START Data shown

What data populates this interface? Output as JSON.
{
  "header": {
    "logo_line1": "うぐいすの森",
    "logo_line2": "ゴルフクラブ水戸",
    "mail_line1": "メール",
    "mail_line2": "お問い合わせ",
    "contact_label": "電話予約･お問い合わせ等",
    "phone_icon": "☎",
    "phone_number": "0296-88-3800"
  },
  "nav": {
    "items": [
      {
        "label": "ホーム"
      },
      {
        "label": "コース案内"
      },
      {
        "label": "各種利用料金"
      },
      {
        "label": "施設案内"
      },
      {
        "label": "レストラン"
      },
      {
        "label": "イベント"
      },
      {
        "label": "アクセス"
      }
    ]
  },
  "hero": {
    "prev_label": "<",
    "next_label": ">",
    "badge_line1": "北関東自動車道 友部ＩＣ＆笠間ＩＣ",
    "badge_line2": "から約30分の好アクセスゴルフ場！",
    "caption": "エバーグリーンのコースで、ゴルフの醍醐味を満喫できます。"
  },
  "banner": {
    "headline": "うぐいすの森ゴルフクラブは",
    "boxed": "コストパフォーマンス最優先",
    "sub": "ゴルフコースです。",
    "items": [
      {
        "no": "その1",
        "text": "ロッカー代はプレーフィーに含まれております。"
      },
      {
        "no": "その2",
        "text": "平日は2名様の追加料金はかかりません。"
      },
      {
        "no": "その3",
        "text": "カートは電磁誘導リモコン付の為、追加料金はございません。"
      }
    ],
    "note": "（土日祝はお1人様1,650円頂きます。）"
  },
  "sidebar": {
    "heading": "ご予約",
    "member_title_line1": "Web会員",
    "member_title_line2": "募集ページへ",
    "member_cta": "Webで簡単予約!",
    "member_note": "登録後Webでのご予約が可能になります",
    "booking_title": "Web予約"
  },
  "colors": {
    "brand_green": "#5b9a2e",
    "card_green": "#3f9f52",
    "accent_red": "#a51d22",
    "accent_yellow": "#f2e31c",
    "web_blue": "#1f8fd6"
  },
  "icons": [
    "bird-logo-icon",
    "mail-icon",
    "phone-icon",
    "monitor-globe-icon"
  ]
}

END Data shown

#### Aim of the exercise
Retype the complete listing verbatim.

#### The completed task
What data populates this interface? Output as JSON.
{
  "header": {
    "logo_line1": "うぐいすの森",
    "logo_line2": "ゴルフクラブ水戸",
    "mail_line1": "メール",
    "mail_line2": "お問い合わせ",
    "contact_label": "電話予約･お問い合わせ等",
    "phone_icon": "☎",
    "phone_number": "0296-88-3800"
  },
  "nav": {
    "items": [
      {
        "label": "ホーム"
      },
      {
        "label": "コース案内"
      },
      {
        "label": "各種利用料金"
      },
      {
        "label": "施設案内"
      },
      {
        "label": "レストラン"
      },
      {
        "label": "イベント"
      },
      {
        "label": "アクセス"
      }
    ]
  },
  "hero": {
    "prev_label": "<",
    "next_label": ">",
    "badge_line1": "北関東自動車道 友部ＩＣ＆笠間ＩＣ",
    "badge_line2": "から約30分の好アクセスゴルフ場！",
    "caption": "エバーグリーンのコースで、ゴルフの醍醐味を満喫できます。"
  },
  "banner": {
    "headline": "うぐいすの森ゴルフクラブは",
    "boxed": "コストパフォーマンス最優先",
    "sub": "ゴルフコースです。",
    "items": [
      {
        "no": "その1",
        "text": "ロッカー代はプレーフィーに含まれております。"
      },
      {
        "no": "その2",
        "text": "平日は2名様の追加料金はかかりません。"
      },
      {
        "no": "その3",
        "text": "カートは電磁誘導リモコン付の為、追加料金はございません。"
      }
    ],
    "note": "（土日祝はお1人様1,650円頂きます。）"
  },
  "sidebar": {
    "heading": "ご予約",
    "member_title_line1": "Web会員",
    "member_title_line2": "募集ページへ",
    "member_cta": "Webで簡単予約!",
    "member_note": "登録後Webでのご予約が可能になります",
    "booking_title": "Web予約"
  },
  "colors": {
    "brand_green": "#5b9a2e",
    "card_green": "#3f9f52",
    "accent_red": "#a51d22",
    "accent_yellow": "#f2e31c",
    "web_blue": "#1f8fd6"
  },
  "icons": [
    "bird-logo-icon",
    "mail-icon",
    "phone-icon",
    "monitor-globe-icon"
  ]
}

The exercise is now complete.